The man was pulling into the Wells Fargo Bank drive-thru ATM when his high-profile truck struck the overhead sprinkler spigot which released a deluge of water, saturating the vehicle and presumably the driver.
On Wednesday, Tony Timmons, Wells Fargo Bank assistant vice president of corporate communications, said he’s grateful the damage to the sprinkler system was moderate and no one was hurt as a result of the incident.
“It was only the sprinkler head in the drive-thru that was damaged and it has been repaired,” Timmons said. “The drive-thru is back up and serving customers again today.”

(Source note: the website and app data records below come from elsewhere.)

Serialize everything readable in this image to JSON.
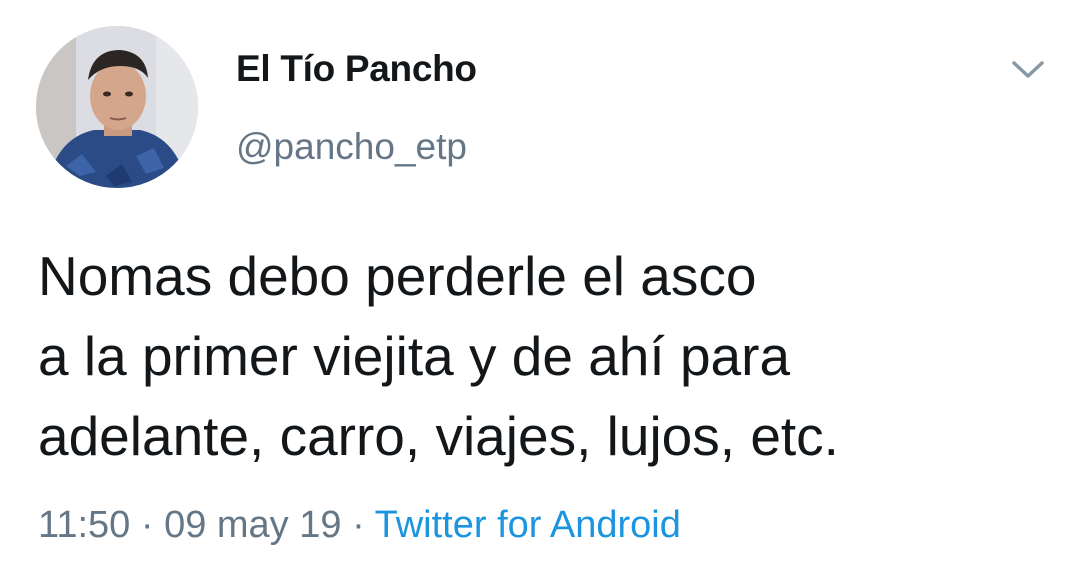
{
  "author": {
    "display_name": "El Tío Pancho",
    "handle": "@pancho_etp",
    "avatar_icon": "profile-photo"
  },
  "tweet": {
    "text": "Nomas debo perderle el asco\na la primer viejita y de ahí para\nadelante, carro, viajes, lujos, etc."
  },
  "meta": {
    "time": "11:50",
    "separator": " · ",
    "date": "09 may 19",
    "source": "Twitter for Android"
  },
  "controls": {
    "menu_icon": "chevron-down-icon"
  },
  "colors": {
    "text": "#14171a",
    "secondary": "#657786",
    "link": "#1b95e0",
    "background": "#ffffff"
  }
}
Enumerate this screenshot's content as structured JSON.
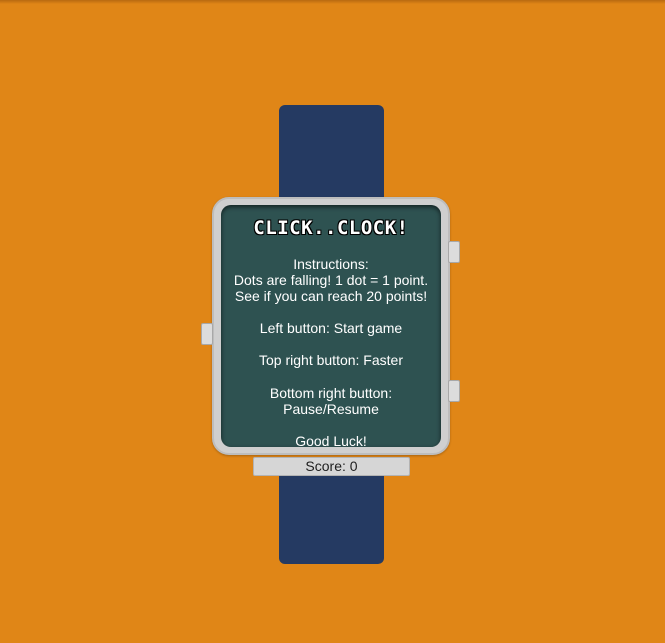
{
  "game": {
    "title": "CLICK..CLOCK!",
    "instructions": {
      "heading": "Instructions:",
      "line1": "Dots are falling! 1 dot = 1 point.",
      "line2": "See if you can reach 20 points!",
      "left_button": "Left button: Start game",
      "top_right_button": "Top right button: Faster",
      "bottom_right_button_line1": "Bottom right button:",
      "bottom_right_button_line2": "Pause/Resume",
      "closing": "Good Luck!"
    },
    "score": {
      "label": "Score:",
      "value": 0,
      "text": "Score: 0"
    }
  },
  "colors": {
    "background": "#e08617",
    "strap": "#253a62",
    "case": "#cfcfcf",
    "screen": "#2e5251",
    "text": "#ffffff"
  }
}
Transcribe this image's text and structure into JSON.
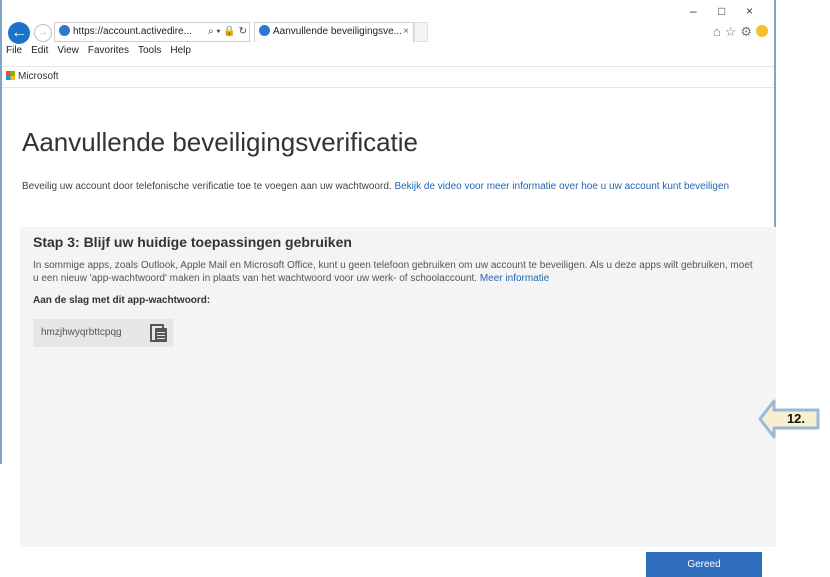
{
  "browser": {
    "address": "https://account.activedire...",
    "address_tools": "⌕ ▾ 🔒 ↻",
    "tab_title": "Aanvullende beveiligingsve...",
    "tab_close": "×",
    "minimize": "–",
    "maximize": "□",
    "close": "×"
  },
  "menu": [
    "File",
    "Edit",
    "View",
    "Favorites",
    "Tools",
    "Help"
  ],
  "brand": {
    "label": "Microsoft"
  },
  "page": {
    "title": "Aanvullende beveiligingsverificatie",
    "intro_text": "Beveilig uw account door telefonische verificatie toe te voegen aan uw wachtwoord. ",
    "intro_link": "Bekijk de video voor meer informatie over hoe u uw account kunt beveiligen"
  },
  "step": {
    "heading": "Stap 3: Blijf uw huidige toepassingen gebruiken",
    "text": "In sommige apps, zoals Outlook, Apple Mail en Microsoft Office, kunt u geen telefoon gebruiken om uw account te beveiligen. Als u deze apps wilt gebruiken, moet u een nieuw 'app-wachtwoord' maken in plaats van het wachtwoord voor uw werk- of schoolaccount. ",
    "link": "Meer informatie",
    "label": "Aan de slag met dit app-wachtwoord:",
    "password": "hmzjhwyqrbttcpqg"
  },
  "done_button": "Gereed",
  "callout": {
    "label": "12.",
    "color": "#f7f0d0",
    "border": "#9db7d6"
  }
}
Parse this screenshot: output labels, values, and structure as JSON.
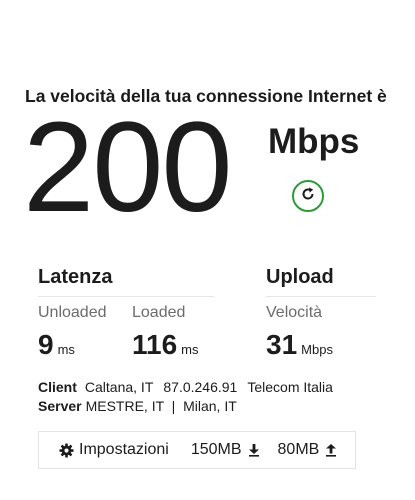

Additionally, Timmons noted that because the incident occurred on a national holiday, there was little inconvenience to the customers.
“We were closed on Veterans Day and hopefully there was little to no impact from it,” he said. “I can’t recall any similar incidents like that. It was a minor incident from our perspective and our teams worked quickly to restore the sprinkler system and our customers weren’t impacted.”
Pahrump Valley Fire and Rescue Chief Scott Lewis said though the damage was minor, the system will require a complete inspection before it’s operable.
“When you tear the head off, you have to have a certified sprinkler company to come out and make the repairs and they have to test the system,” Lewis said. “It’s more of a process. The structure itself wasn’t damaged, it was just the head that was torn off.”
Additionally, the fire chief said a pretty good amount of water flowed through the broken sprinkler before the valve was manually shut off.
“It was about a one-inch line, so it could generate about 60-to-80 gallons of water per minute,” he said. “It’s actually not the first time. That’s at least twice that I’m aware of at that location.”
One local resident who identified himself as Chuck, arrived at the bank shortly after the mid-day incident.
“After he hit it, it looked like he backed out,” he said. “The water was coming down and the poor guy just sat there. They had to get the manager of the bank to come down and open up the place to turn it off.”
While he’s not entirely certain, Lewis said sometimes drivers tend to misjudge the clearance of an overhang especially if they are not familiar with the vehicle.
“It’s not always their vehicle because they’re driving a rental or borrowed vehicle,” Lewis suggested. “They’re just not familiar with the height and think they can make it through there.”